In July 2006, the Committee on Microbiological Issues Impacting Minorities (CMIIM) of the American Society for Microbiology Public and Scientific Affairs Board developed a monthly e-newsletter which contains information pertinent to minority microbiologists. Currently, there are very few minority-based newsletters for scientists, and there are none for microbiologists.
This e-newsletter provides a central means of distributing pertinent information to underrepresented minorities in the field of microbiology. Some examples include career advice, networking tips, relevant news articles, unique funding and career opportunities, microbiological issues affecting minorities (e.g., HIV), minority issues affecting microbiologists (e.g., minority retention), and scientific articles published by minorities or by minority-serving institutions (MSIs).
The target populations are African-Americans, Latino-Americans, Native Americans, Alaska natives, and Pacific Islanders; however, all ASM members are invited to sign up and to share this information with others who may find this e-newsletter beneficial.

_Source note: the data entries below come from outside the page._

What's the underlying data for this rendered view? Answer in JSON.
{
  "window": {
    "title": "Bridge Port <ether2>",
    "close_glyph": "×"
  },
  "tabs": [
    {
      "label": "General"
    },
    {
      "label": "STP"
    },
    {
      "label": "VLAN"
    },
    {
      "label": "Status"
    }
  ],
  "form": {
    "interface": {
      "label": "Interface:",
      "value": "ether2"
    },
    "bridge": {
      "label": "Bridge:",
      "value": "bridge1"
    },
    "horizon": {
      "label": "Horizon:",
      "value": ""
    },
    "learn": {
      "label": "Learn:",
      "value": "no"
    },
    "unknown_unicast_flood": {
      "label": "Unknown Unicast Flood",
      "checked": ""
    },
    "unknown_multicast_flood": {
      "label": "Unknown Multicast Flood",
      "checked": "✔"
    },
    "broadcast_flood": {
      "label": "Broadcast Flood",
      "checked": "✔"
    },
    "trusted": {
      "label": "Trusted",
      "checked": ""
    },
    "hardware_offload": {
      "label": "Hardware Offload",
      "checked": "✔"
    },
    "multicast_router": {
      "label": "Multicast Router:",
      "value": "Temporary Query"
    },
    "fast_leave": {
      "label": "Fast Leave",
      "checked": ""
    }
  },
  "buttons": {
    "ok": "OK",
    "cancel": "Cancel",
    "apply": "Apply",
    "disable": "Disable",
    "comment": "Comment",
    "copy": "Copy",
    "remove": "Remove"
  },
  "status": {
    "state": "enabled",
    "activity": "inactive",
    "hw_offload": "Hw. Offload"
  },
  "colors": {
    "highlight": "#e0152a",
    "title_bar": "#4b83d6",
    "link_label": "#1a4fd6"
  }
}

Signing up to receive The Minority Microbiology Mentor is very easy and is open to ASM members and non-members: simply go to http://asm.org/index.php/component/content/article/31-forms/forms/238-subscribe-to-listserv, enter your email address, and select "MinorityMicroMentor" then submit, and you will receive confirmation of your subscription by email. If you are an ASM member, you will be prompted to Log In before signing up.
The Committee on Microbiological Issues Impacting Minorities is chaired by Dwayne W. Boucaud, Ph.D., Professor in the Quinnipiac University Department of Biomedical Sciences in Hamden, CT. The Minority Microbiology Mentor Editor-in-Chief is Crystal N. Johnson, Ph.D., associate professor at Louisiana State University in Baton Rouge, LA, and the Associate Editor is Andrea M. Rocha, Ph.D., ORAU postdoctoral research associate within the Biosciences division at Oak Ridge National Laboratory in Oak Ridge, TN.
The MMM can post employment ads only if they are first featured on the ASM’s Career Connections site: http://www.asmcareerconnections.org/home/index.cfm?site_id=756. Career Connections is offering a discount for job postings that are featured in the MMM. Please contact CMIIM@asmusa.org with your ad needs.
For more information about the Committee on Microbiological Issues Impacting Minorities (CMIIM) go to the committee’s web page: http://www.asm.org/cmiim